how-to-become-fitness-instructor-7-steps-in-article_350x350Step 3: Build your brand. Not surprisingly, the fitness industry is really competitive. And if you’re just starting out, you’ll want to offer something that sets you apart from everyone else so your fitness instructor salary doesn’t leave you working two jobs.

That’s what Brian Gallagher and Ryan Wilke did when they started Throwback Fitness two years ago. Fresh off of their finance gigs, they designed classes with an Old School flare — ones reminiscent of recess and high school sports. Enter: partner bodyweight circuits and team workouts modeled on basketball and dodgeball. “We thought we had an idea that had mass appeal,” says Gallagher. “We saw an opportunity to inject fun into workouts and there wasn’t anyone doing what we wanted to do.”

Once you carve out your own niche — whether you’re working as a trainer at a gym or at your own studio — you’ll need to market yourself. “Social media has made all this easier,” says Dobrosielski, but it still takes a fair amount of work. He also recommends writing articles for media outlets and doing interviews; both are ways to reach new audiences that might be outside of your circle of contacts.

Step 4: Keep learning. Just because you’re ready to start teaching classes doesn’t mean you should stop taking them from other instructors. “It gives you a chance to see what else is out there and what people like,” says Wilke. “It may spark an idea of something you can use in your own class or just give you a song to add to your playlist.”

Co-teaching a class with a more experienced instructor is another good way to build some confidence and ease into teaching classes solo. Remember: You’ll need to plan the class structure, pick the exercises, coordinate the timing, create the playlist, and more. “It may take some time for it to seem natural, so inviting some energetic friends to join one of your classes can help you relax,” says Wilke.

Step 5: Learn how to motivate people. Maybe you’re the “boot-camp” kind of instructor. Maybe you’re super-animated with your hands. Or maybe you’d like to jump right alongside your students and do the exercises with them.  Whatever your style, it’s important to encourage your clients — both to get a good workout and to come back for another session. Even the little things help: “[Gallagher and I] still do our best to address everyone by their name, including first-timers, throughout a class,” says Wilke. “It goes a long way in motivating people.”

Step 6: Anticipate a mental workout, too. As the teacher, you might not necessarily log a solid workout for yourself. (Your clients are the ones who should be sweating, after all.) But to be a fitness instructor, you’ll need to flex your mental muscles: Lobbing instructions, monitoring everyone’s form, juggling the music, and keeping your class motivated will definitely be an exercise for your brain, says Wilke.

Creating a schedule can help you stay organized. “At Throwback, we spend a couple hours at the beginning of the month creating a rough outline of the programming for the upcoming month,” says Wilke. “And on Mondays, we spend a few more hours adding in the details for classes of the upcoming week.”
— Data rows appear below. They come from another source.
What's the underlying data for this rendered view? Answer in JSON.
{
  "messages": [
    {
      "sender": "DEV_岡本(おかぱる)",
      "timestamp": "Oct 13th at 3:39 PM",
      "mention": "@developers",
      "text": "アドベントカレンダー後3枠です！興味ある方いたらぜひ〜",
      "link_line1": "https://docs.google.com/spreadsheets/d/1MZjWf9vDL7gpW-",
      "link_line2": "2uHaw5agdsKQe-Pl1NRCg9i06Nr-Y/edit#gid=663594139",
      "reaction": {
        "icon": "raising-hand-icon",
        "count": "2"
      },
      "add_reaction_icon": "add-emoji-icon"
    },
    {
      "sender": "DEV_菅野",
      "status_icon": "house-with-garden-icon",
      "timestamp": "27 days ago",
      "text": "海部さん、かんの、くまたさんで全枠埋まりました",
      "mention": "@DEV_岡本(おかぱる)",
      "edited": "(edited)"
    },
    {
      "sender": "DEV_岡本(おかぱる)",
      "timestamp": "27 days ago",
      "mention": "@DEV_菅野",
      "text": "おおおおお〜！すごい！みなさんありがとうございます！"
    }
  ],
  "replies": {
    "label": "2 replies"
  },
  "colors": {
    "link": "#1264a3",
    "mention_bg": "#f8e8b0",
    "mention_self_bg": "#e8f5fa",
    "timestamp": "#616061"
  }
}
Step 7: Network, network, network. You never know who will want to fill a fitness instructor position in the future. So the best way to stay on top of potential job openings is to start building up a network. Taking classes from other instructors is a good start; finding a mentor is another. And once you already have a gig, volunteering at your local YMCA or offering to teach warmups before a 5K can help you meet potential clients, says Dobrosielski.

Most important, be open to new experiences and people. You never know who you’ll meet, or who might open a door for you or your business one day, says Dobrosiekski.